App and web page records

┄┄┄┄┄┄

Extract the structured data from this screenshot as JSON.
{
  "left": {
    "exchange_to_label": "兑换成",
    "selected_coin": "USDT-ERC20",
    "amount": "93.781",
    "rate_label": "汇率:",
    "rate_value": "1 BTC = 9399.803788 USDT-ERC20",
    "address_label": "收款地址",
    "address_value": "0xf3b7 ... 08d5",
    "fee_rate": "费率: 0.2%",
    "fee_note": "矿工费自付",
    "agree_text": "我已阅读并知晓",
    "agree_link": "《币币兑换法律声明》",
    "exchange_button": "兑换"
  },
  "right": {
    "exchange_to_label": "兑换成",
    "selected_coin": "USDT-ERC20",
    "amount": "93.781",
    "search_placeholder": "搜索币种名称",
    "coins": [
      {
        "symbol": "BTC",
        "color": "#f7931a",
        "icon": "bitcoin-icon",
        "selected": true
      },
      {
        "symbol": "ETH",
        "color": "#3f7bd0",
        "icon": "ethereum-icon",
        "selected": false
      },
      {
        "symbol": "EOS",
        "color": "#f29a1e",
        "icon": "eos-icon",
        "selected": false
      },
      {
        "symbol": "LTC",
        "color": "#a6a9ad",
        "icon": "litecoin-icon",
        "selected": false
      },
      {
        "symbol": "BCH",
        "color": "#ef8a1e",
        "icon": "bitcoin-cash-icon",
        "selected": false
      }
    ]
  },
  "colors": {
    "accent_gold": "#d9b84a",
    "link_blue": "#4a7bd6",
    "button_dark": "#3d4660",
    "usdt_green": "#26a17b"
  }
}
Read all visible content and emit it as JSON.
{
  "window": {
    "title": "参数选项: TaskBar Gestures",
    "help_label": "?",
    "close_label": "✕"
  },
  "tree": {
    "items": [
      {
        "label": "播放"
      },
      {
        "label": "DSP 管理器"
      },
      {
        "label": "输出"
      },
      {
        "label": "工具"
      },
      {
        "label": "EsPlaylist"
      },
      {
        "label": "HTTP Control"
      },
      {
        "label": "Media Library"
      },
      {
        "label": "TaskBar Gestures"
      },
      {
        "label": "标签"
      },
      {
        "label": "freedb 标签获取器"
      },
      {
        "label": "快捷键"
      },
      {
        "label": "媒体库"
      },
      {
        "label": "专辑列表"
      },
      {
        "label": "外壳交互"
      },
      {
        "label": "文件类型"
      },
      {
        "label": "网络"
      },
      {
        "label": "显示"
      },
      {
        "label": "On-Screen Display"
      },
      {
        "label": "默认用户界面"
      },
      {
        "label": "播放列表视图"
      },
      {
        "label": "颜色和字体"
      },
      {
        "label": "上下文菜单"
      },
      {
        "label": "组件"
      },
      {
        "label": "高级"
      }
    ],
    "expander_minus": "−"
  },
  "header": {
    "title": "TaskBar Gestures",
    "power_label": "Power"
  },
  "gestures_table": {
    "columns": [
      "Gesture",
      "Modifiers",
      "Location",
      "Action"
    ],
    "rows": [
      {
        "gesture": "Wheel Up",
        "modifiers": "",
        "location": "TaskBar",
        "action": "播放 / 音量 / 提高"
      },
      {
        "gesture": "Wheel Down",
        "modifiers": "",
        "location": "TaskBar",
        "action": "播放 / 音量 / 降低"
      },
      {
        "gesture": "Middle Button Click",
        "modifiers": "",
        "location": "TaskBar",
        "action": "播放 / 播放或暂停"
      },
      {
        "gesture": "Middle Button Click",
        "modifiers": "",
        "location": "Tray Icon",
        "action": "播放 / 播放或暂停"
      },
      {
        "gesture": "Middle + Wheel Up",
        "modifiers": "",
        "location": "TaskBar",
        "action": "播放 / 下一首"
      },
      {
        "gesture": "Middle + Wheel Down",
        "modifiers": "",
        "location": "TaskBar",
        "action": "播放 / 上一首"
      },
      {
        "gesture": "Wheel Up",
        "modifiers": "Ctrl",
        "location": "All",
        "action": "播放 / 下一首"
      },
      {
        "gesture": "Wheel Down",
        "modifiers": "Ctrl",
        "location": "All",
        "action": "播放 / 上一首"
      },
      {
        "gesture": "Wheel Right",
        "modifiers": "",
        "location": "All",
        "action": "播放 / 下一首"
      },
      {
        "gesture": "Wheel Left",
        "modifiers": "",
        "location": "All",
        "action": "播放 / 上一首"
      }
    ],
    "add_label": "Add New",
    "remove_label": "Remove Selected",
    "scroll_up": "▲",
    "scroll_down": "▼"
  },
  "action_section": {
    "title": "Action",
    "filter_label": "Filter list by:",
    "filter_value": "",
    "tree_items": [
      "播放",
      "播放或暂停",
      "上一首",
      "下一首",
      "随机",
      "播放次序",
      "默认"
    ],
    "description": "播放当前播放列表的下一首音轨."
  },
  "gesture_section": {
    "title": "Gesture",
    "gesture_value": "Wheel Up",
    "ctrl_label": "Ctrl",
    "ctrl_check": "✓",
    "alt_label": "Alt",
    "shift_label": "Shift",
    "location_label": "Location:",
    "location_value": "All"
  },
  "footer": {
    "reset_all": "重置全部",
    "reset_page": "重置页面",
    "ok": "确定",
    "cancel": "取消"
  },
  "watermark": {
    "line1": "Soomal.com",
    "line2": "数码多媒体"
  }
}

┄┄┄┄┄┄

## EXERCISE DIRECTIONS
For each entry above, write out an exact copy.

## ANSWER TO THIS PROBLEM
Extract the structured data from this screenshot as JSON.
{
  "left": {
    "exchange_to_label": "兑换成",
    "selected_coin": "USDT-ERC20",
    "amount": "93.781",
    "rate_label": "汇率:",
    "rate_value": "1 BTC = 9399.803788 USDT-ERC20",
    "address_label": "收款地址",
    "address_value": "0xf3b7 ... 08d5",
    "fee_rate": "费率: 0.2%",
    "fee_note": "矿工费自付",
    "agree_text": "我已阅读并知晓",
    "agree_link": "《币币兑换法律声明》",
    "exchange_button": "兑换"
  },
  "right": {
    "exchange_to_label": "兑换成",
    "selected_coin": "USDT-ERC20",
    "amount": "93.781",
    "search_placeholder": "搜索币种名称",
    "coins": [
      {
        "symbol": "BTC",
        "color": "#f7931a",
        "icon": "bitcoin-icon",
        "selected": true
      },
      {
        "symbol": "ETH",
        "color": "#3f7bd0",
        "icon": "ethereum-icon",
        "selected": false
      },
      {
        "symbol": "EOS",
        "color": "#f29a1e",
        "icon": "eos-icon",
        "selected": false
      },
      {
        "symbol": "LTC",
        "color": "#a6a9ad",
        "icon": "litecoin-icon",
        "selected": false
      },
      {
        "symbol": "BCH",
        "color": "#ef8a1e",
        "icon": "bitcoin-cash-icon",
        "selected": false
      }
    ]
  },
  "colors": {
    "accent_gold": "#d9b84a",
    "link_blue": "#4a7bd6",
    "button_dark": "#3d4660",
    "usdt_green": "#26a17b"
  }
}
Read all visible content and emit it as JSON.
{
  "window": {
    "title": "参数选项: TaskBar Gestures",
    "help_label": "?",
    "close_label": "✕"
  },
  "tree": {
    "items": [
      {
        "label": "播放"
      },
      {
        "label": "DSP 管理器"
      },
      {
        "label": "输出"
      },
      {
        "label": "工具"
      },
      {
        "label": "EsPlaylist"
      },
      {
        "label": "HTTP Control"
      },
      {
        "label": "Media Library"
      },
      {
        "label": "TaskBar Gestures"
      },
      {
        "label": "标签"
      },
      {
        "label": "freedb 标签获取器"
      },
      {
        "label": "快捷键"
      },
      {
        "label": "媒体库"
      },
      {
        "label": "专辑列表"
      },
      {
        "label": "外壳交互"
      },
      {
        "label": "文件类型"
      },
      {
        "label": "网络"
      },
      {
        "label": "显示"
      },
      {
        "label": "On-Screen Display"
      },
      {
        "label": "默认用户界面"
      },
      {
        "label": "播放列表视图"
      },
      {
        "label": "颜色和字体"
      },
      {
        "label": "上下文菜单"
      },
      {
        "label": "组件"
      },
      {
        "label": "高级"
      }
    ],
    "expander_minus": "−"
  },
  "header": {
    "title": "TaskBar Gestures",
    "power_label": "Power"
  },
  "gestures_table": {
    "columns": [
      "Gesture",
      "Modifiers",
      "Location",
      "Action"
    ],
    "rows": [
      {
        "gesture": "Wheel Up",
        "modifiers": "",
        "location": "TaskBar",
        "action": "播放 / 音量 / 提高"
      },
      {
        "gesture": "Wheel Down",
        "modifiers": "",
        "location": "TaskBar",
        "action": "播放 / 音量 / 降低"
      },
      {
        "gesture": "Middle Button Click",
        "modifiers": "",
        "location": "TaskBar",
        "action": "播放 / 播放或暂停"
      },
      {
        "gesture": "Middle Button Click",
        "modifiers": "",
        "location": "Tray Icon",
        "action": "播放 / 播放或暂停"
      },
      {
        "gesture": "Middle + Wheel Up",
        "modifiers": "",
        "location": "TaskBar",
        "action": "播放 / 下一首"
      },
      {
        "gesture": "Middle + Wheel Down",
        "modifiers": "",
        "location": "TaskBar",
        "action": "播放 / 上一首"
      },
      {
        "gesture": "Wheel Up",
        "modifiers": "Ctrl",
        "location": "All",
        "action": "播放 / 下一首"
      },
      {
        "gesture": "Wheel Down",
        "modifiers": "Ctrl",
        "location": "All",
        "action": "播放 / 上一首"
      },
      {
        "gesture": "Wheel Right",
        "modifiers": "",
        "location": "All",
        "action": "播放 / 下一首"
      },
      {
        "gesture": "Wheel Left",
        "modifiers": "",
        "location": "All",
        "action": "播放 / 上一首"
      }
    ],
    "add_label": "Add New",
    "remove_label": "Remove Selected",
    "scroll_up": "▲",
    "scroll_down": "▼"
  },
  "action_section": {
    "title": "Action",
    "filter_label": "Filter list by:",
    "filter_value": "",
    "tree_items": [
      "播放",
      "播放或暂停",
      "上一首",
      "下一首",
      "随机",
      "播放次序",
      "默认"
    ],
    "description": "播放当前播放列表的下一首音轨."
  },
  "gesture_section": {
    "title": "Gesture",
    "gesture_value": "Wheel Up",
    "ctrl_label": "Ctrl",
    "ctrl_check": "✓",
    "alt_label": "Alt",
    "shift_label": "Shift",
    "location_label": "Location:",
    "location_value": "All"
  },
  "footer": {
    "reset_all": "重置全部",
    "reset_page": "重置页面",
    "ok": "确定",
    "cancel": "取消"
  },
  "watermark": {
    "line1": "Soomal.com",
    "line2": "数码多媒体"
  }
}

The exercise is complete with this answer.